> [ASSIGNED TASK]: Could you please retype all of the data below exactly?

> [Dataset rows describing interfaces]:

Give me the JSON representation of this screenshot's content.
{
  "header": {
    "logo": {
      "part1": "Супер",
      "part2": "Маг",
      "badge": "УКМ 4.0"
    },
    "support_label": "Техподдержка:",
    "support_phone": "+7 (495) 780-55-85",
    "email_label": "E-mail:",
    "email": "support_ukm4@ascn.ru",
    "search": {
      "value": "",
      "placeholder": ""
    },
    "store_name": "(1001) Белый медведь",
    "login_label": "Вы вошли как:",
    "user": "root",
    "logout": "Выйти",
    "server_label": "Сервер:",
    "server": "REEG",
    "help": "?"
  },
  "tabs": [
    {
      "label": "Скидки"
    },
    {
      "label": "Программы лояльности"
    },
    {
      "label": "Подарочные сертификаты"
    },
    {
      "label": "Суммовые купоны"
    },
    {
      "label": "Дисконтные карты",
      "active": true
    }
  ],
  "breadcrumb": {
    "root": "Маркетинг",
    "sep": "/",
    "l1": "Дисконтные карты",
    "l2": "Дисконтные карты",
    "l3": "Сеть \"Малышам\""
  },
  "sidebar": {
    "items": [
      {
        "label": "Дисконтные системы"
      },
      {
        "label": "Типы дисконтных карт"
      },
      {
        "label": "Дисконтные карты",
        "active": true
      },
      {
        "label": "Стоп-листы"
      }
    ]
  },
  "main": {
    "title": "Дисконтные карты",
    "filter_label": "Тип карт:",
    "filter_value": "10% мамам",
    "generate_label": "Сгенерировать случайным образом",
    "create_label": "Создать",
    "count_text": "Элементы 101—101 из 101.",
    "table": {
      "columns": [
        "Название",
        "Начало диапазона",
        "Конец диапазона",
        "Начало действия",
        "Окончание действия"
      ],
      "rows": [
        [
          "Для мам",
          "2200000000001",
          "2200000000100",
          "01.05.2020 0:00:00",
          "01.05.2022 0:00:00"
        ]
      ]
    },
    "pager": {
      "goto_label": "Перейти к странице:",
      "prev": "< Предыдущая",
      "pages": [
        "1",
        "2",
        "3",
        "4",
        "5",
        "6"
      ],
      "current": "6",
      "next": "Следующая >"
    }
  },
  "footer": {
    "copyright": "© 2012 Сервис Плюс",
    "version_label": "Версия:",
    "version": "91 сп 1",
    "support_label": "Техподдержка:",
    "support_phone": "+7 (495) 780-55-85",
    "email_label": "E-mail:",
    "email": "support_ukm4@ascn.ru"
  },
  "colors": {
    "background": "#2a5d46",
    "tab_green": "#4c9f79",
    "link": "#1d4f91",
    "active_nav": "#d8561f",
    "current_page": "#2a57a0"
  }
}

> [EXERCISE RESPONSE]:
Give me the JSON representation of this screenshot's content.
{
  "header": {
    "logo": {
      "part1": "Супер",
      "part2": "Маг",
      "badge": "УКМ 4.0"
    },
    "support_label": "Техподдержка:",
    "support_phone": "+7 (495) 780-55-85",
    "email_label": "E-mail:",
    "email": "support_ukm4@ascn.ru",
    "search": {
      "value": "",
      "placeholder": ""
    },
    "store_name": "(1001) Белый медведь",
    "login_label": "Вы вошли как:",
    "user": "root",
    "logout": "Выйти",
    "server_label": "Сервер:",
    "server": "REEG",
    "help": "?"
  },
  "tabs": [
    {
      "label": "Скидки"
    },
    {
      "label": "Программы лояльности"
    },
    {
      "label": "Подарочные сертификаты"
    },
    {
      "label": "Суммовые купоны"
    },
    {
      "label": "Дисконтные карты",
      "active": true
    }
  ],
  "breadcrumb": {
    "root": "Маркетинг",
    "sep": "/",
    "l1": "Дисконтные карты",
    "l2": "Дисконтные карты",
    "l3": "Сеть \"Малышам\""
  },
  "sidebar": {
    "items": [
      {
        "label": "Дисконтные системы"
      },
      {
        "label": "Типы дисконтных карт"
      },
      {
        "label": "Дисконтные карты",
        "active": true
      },
      {
        "label": "Стоп-листы"
      }
    ]
  },
  "main": {
    "title": "Дисконтные карты",
    "filter_label": "Тип карт:",
    "filter_value": "10% мамам",
    "generate_label": "Сгенерировать случайным образом",
    "create_label": "Создать",
    "count_text": "Элементы 101—101 из 101.",
    "table": {
      "columns": [
        "Название",
        "Начало диапазона",
        "Конец диапазона",
        "Начало действия",
        "Окончание действия"
      ],
      "rows": [
        [
          "Для мам",
          "2200000000001",
          "2200000000100",
          "01.05.2020 0:00:00",
          "01.05.2022 0:00:00"
        ]
      ]
    },
    "pager": {
      "goto_label": "Перейти к странице:",
      "prev": "< Предыдущая",
      "pages": [
        "1",
        "2",
        "3",
        "4",
        "5",
        "6"
      ],
      "current": "6",
      "next": "Следующая >"
    }
  },
  "footer": {
    "copyright": "© 2012 Сервис Плюс",
    "version_label": "Версия:",
    "version": "91 сп 1",
    "support_label": "Техподдержка:",
    "support_phone": "+7 (495) 780-55-85",
    "email_label": "E-mail:",
    "email": "support_ukm4@ascn.ru"
  },
  "colors": {
    "background": "#2a5d46",
    "tab_green": "#4c9f79",
    "link": "#1d4f91",
    "active_nav": "#d8561f",
    "current_page": "#2a57a0"
  }
}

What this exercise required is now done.